“Balcony Rock” is, again, a twelve-bar blues, which at that time the quartet rarely played, preferring the more complex chord changes of standards.  But it never sounds like a blues.  Except for a few measures of funk that Brubeck, in a flippant moment, includes somewhere near mid-point of the twelve-minute performance of the tune, and which draws appreciative laughter from the audience because of its surprising incongruity, the soaring exploration of melodies and harmonies goes way beyond any blues I had ever heard when I discovered the recording at age 15.  Its initial effect on me was joy and wonder, and its effect on me has not diminished over the years.  Like Barber’s Adagio for Strings or Mahler’s “Adagietto” from Symphony No. 5, its emotional impact never diminishes.  (Yes I know, you’re saying the citations are pretentious, but I bet you’ve heard them.  Check them out and see what I mean.)

     From the tentative, “ding dong, hello, anybody home?” opening to the serenely beautiful closing melody, this is a fully realized and amazingly beautiful composition.  Desmond’s and then Brubeck’s solos are crafted spontaneously, of course, but their attachment to and empathy with each other is total.  Each performs a series of passages that, in turn, build tension, deliver crescendo, and release you with resolutions that make you catch your breath, using gorgeous, but never flowery or cloying chords and eloquent linear melodic arcs that bring to mind Bach’s “Aria” from the Suite in D Major.  And throughout, Bates and Dodge maintain the underlying pleasure of the 12-bar structure and, even better, that most essential component of a jazz performance: it swings with a laid back, loping 4/4 groove.

     But even though the 12-bar structure is respected, the solos of Brubeck and Desmond rise way above the structure – the ideas started in one chorus do not end and start with each new chorus.  An improvisational idea continues beyond the 12-bar chorus break points, extending, aria like, for three or four choruses.

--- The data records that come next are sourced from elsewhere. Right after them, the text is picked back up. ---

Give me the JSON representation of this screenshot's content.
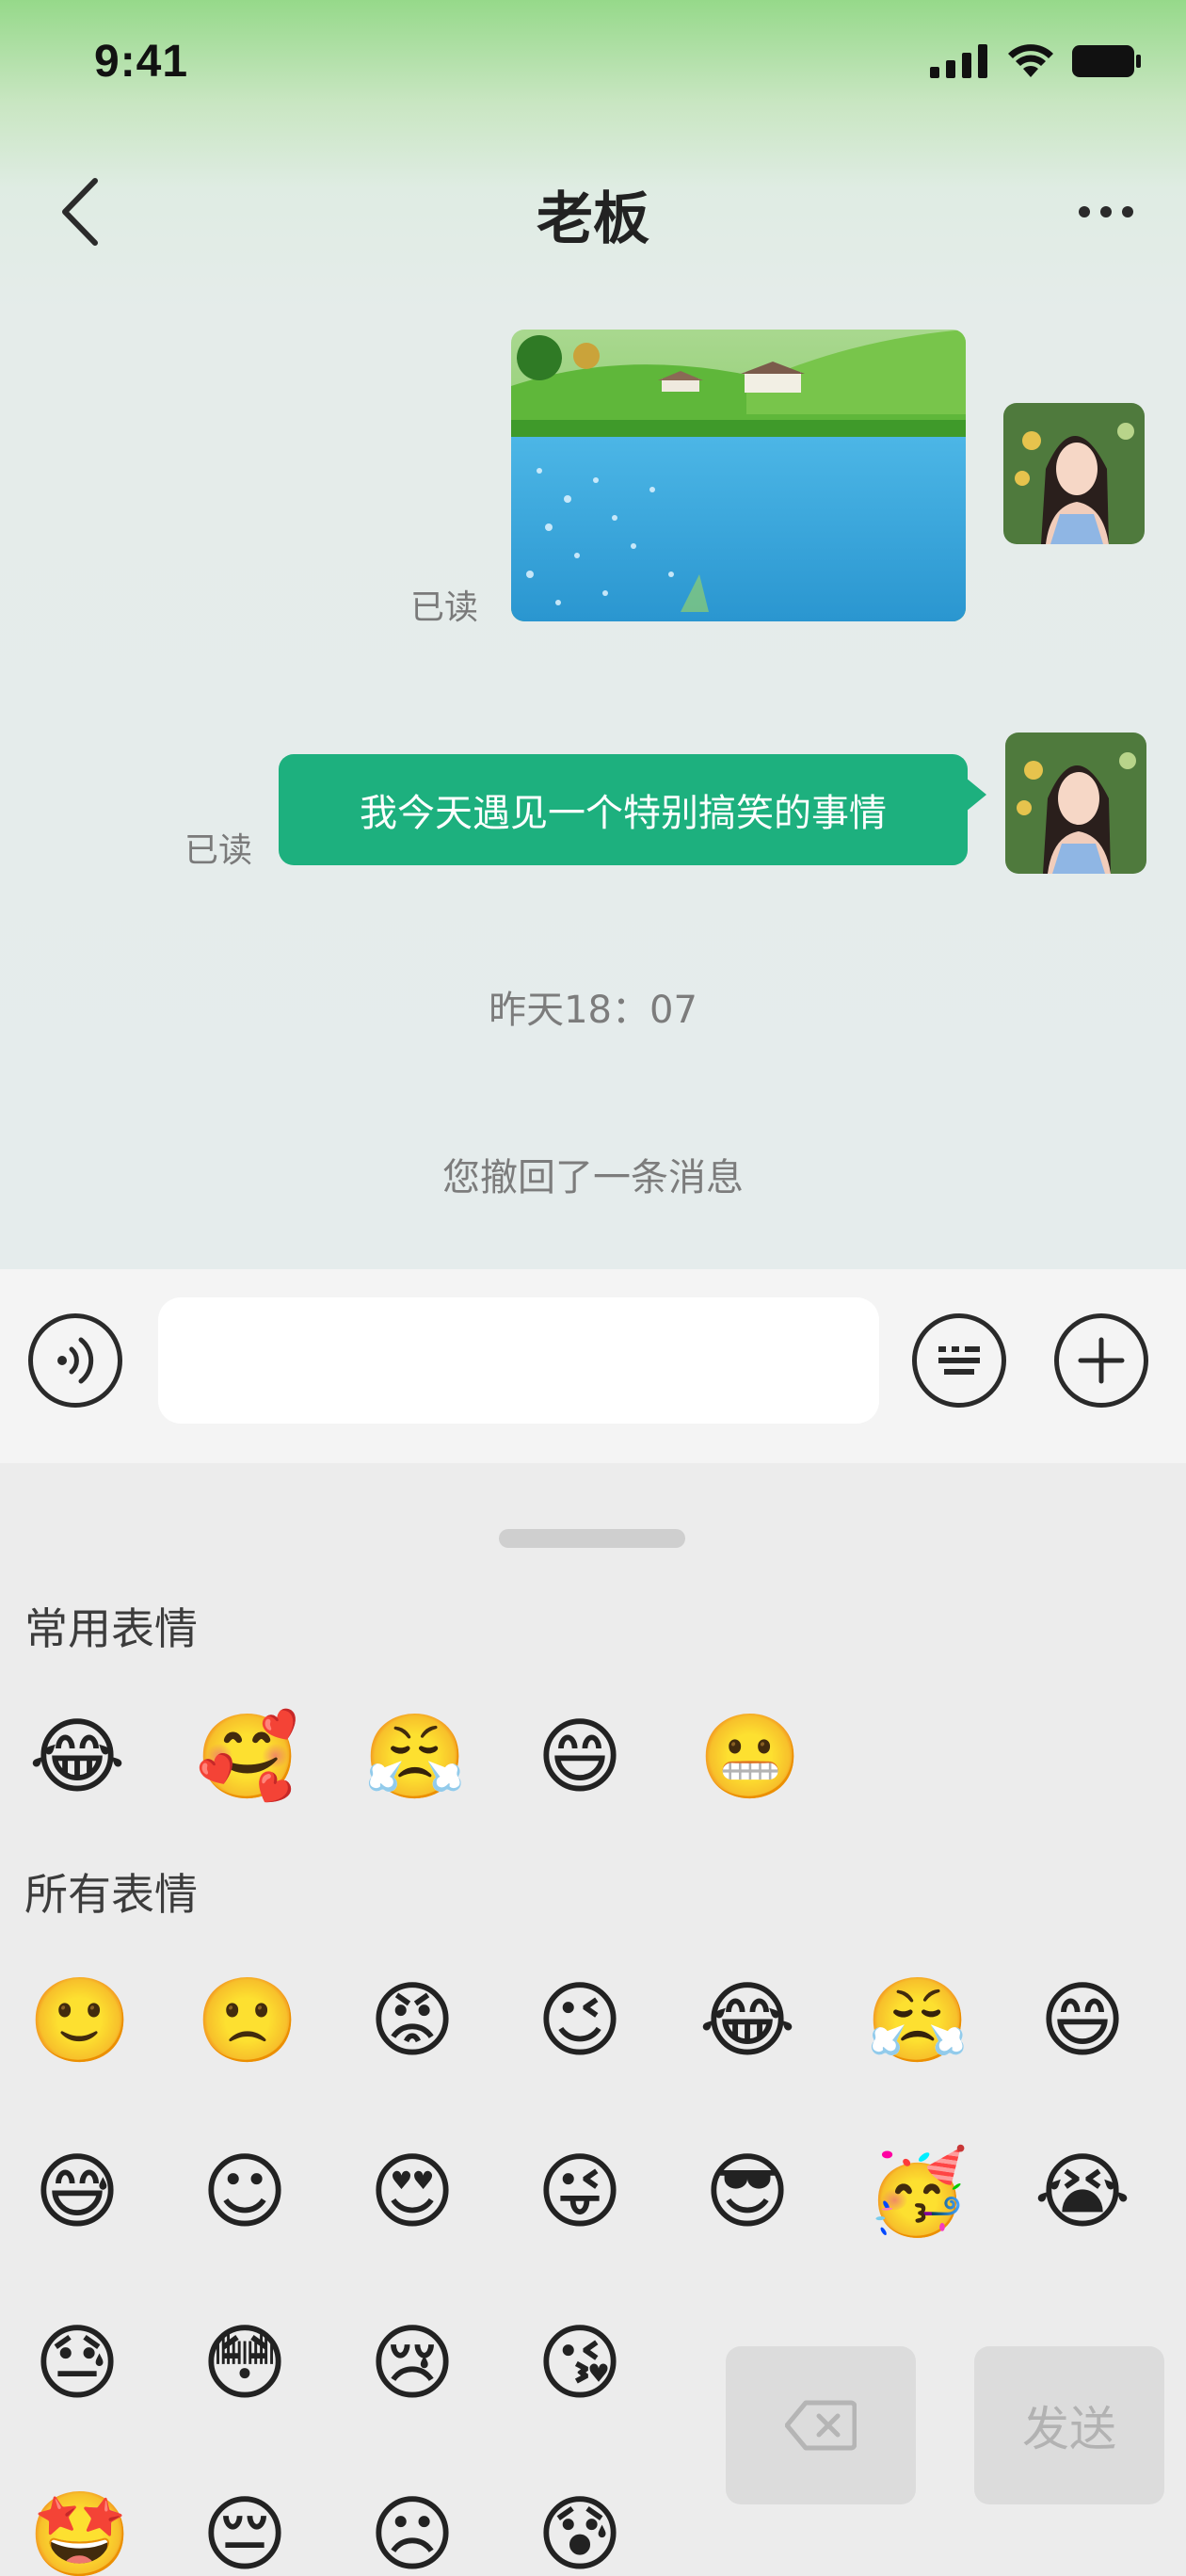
{
  "status_bar": {
    "time": "9:41"
  },
  "header": {
    "title": "老板"
  },
  "messages": {
    "image_read_status": "已读",
    "text_read_status": "已读",
    "text_message": "我今天遇见一个特别搞笑的事情",
    "timestamp": "昨天18：07",
    "recall_notice": "您撤回了一条消息"
  },
  "input": {
    "value": "",
    "placeholder": ""
  },
  "emoji_panel": {
    "frequent_title": "常用表情",
    "all_title": "所有表情",
    "frequent": [
      "😂",
      "🥰",
      "😤",
      "😄",
      "😬"
    ],
    "all_rows": [
      [
        "🙂",
        "🙁",
        "😡",
        "😉",
        "😂",
        "😤",
        "😄"
      ],
      [
        "😅",
        "☺",
        "😍",
        "😜",
        "😎",
        "🥳",
        "😭"
      ],
      [
        "😓",
        "😳",
        "😢",
        "😘"
      ],
      [
        "🤩",
        "😔",
        "☹",
        "😰"
      ]
    ],
    "send_label": "发送"
  },
  "colors": {
    "bubble": "#1db07e",
    "accent_green": "#96d98a"
  }
}
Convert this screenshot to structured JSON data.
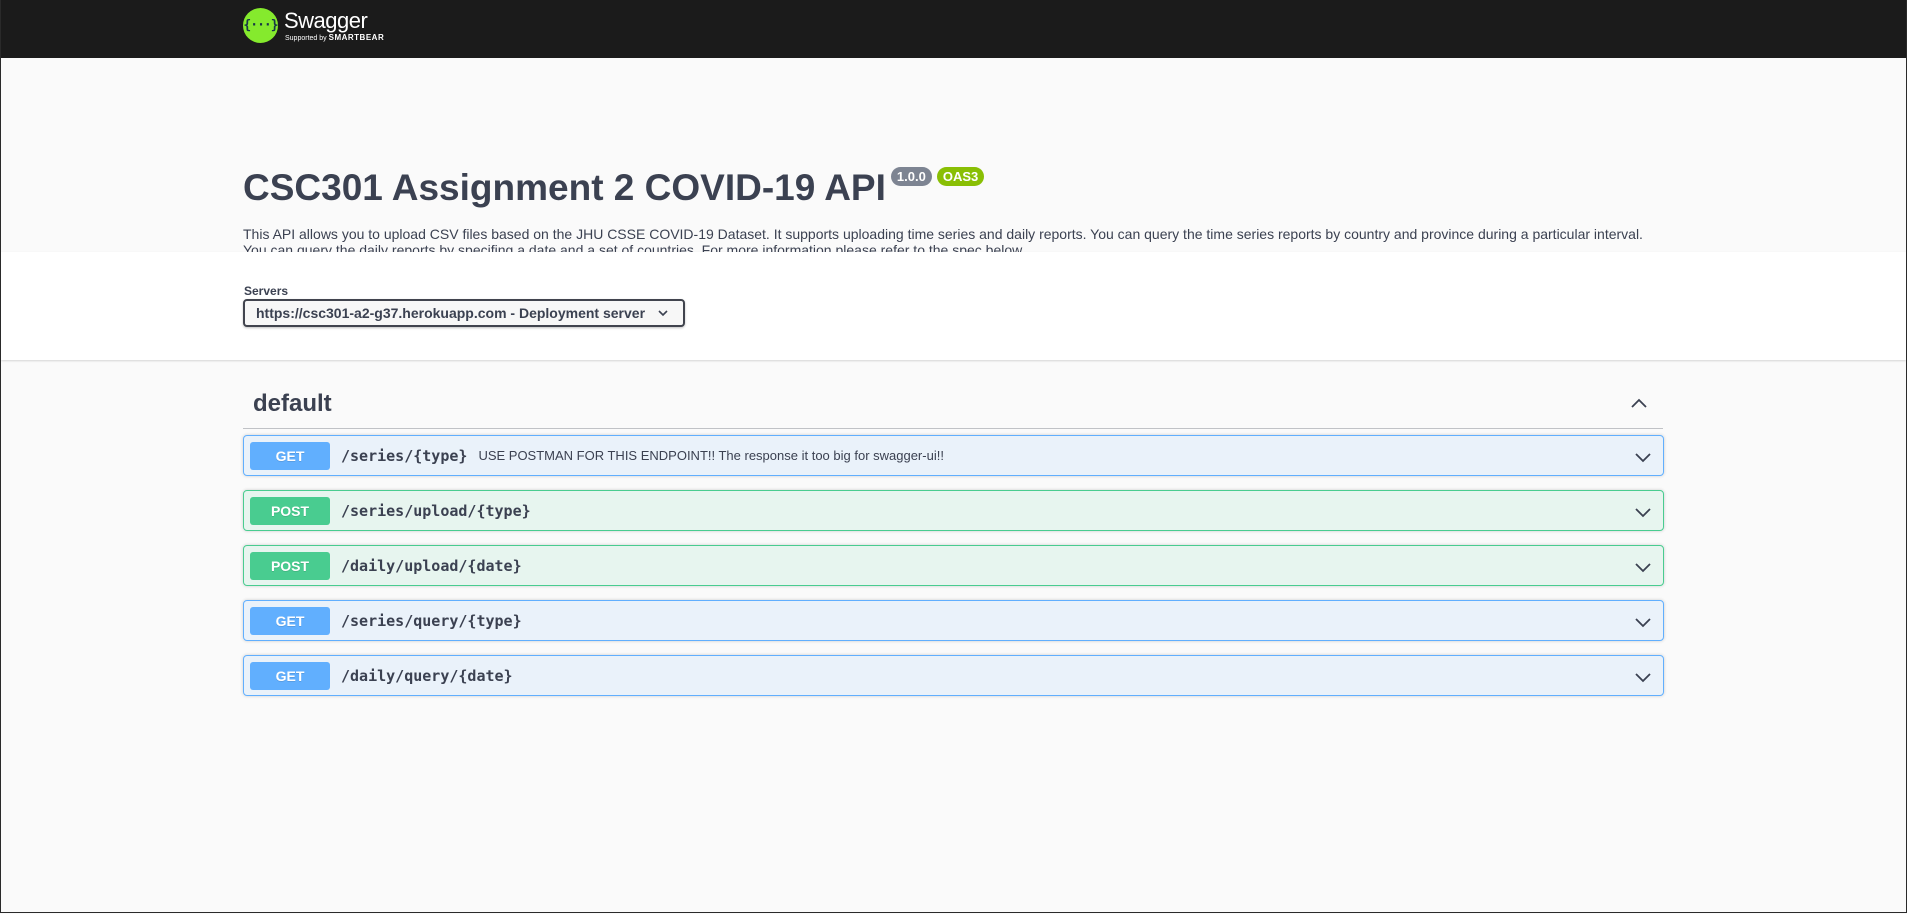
{
  "topbar": {
    "logo_glyph": "{···}",
    "brand_name": "Swagger",
    "brand_sub_prefix": "Supported by",
    "brand_sub_company": "SMARTBEAR",
    "logo_color": "#85ea2d",
    "background": "#1b1b1b"
  },
  "info": {
    "title": "CSC301 Assignment 2 COVID-19 API",
    "version_badge": "1.0.0",
    "oas_badge": "OAS3",
    "description": "This API allows you to upload CSV files based on the JHU CSSE COVID-19 Dataset. It supports uploading time series and daily reports. You can query the time series reports by country and province during a particular interval. You can query the daily reports by specifing a date and a set of countries. For more information please refer to the spec below."
  },
  "servers": {
    "label": "Servers",
    "selected": "https://csc301-a2-g37.herokuapp.com - Deployment server",
    "icon": "chevron-down-icon"
  },
  "section": {
    "title": "default",
    "toggle_icon": "chevron-up-icon"
  },
  "operations": [
    {
      "method": "GET",
      "path": "/series/{type}",
      "summary": "USE POSTMAN FOR THIS ENDPOINT!! The response it too big for swagger-ui!!"
    },
    {
      "method": "POST",
      "path": "/series/upload/{type}",
      "summary": ""
    },
    {
      "method": "POST",
      "path": "/daily/upload/{date}",
      "summary": ""
    },
    {
      "method": "GET",
      "path": "/series/query/{type}",
      "summary": ""
    },
    {
      "method": "GET",
      "path": "/daily/query/{date}",
      "summary": ""
    }
  ],
  "colors": {
    "get": "#61affe",
    "post": "#49cc90",
    "oas": "#89bf04",
    "version": "#7d8492"
  }
}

     George Avakian, the producer of Jazz Goes to College, describes “Balcony Rock” more thoroughly and eloquently than I have been able to do, but you have to get the CD to read it.  I suggest you do just that because even better than the liner notes is the performance itself. 

     I think I’ll send Susan a copy.







Matthew Sweeney is a retired civil engineer who spent the days of his career building airports and highways in cities and outbacks throughout Europe, Asia, Africa, and the Middle East.  He spent his nights in those places, not to mention places like Greenwich Village, midtown Manhattan, the French Quarter, Cajun Country and Austin searching for compelling music.  Currently, he lives in South Pasadena, California and travels around with his wife Sue looking for the same kind of excitement.



“Chasin’ the Trane”


“Balcony Rock”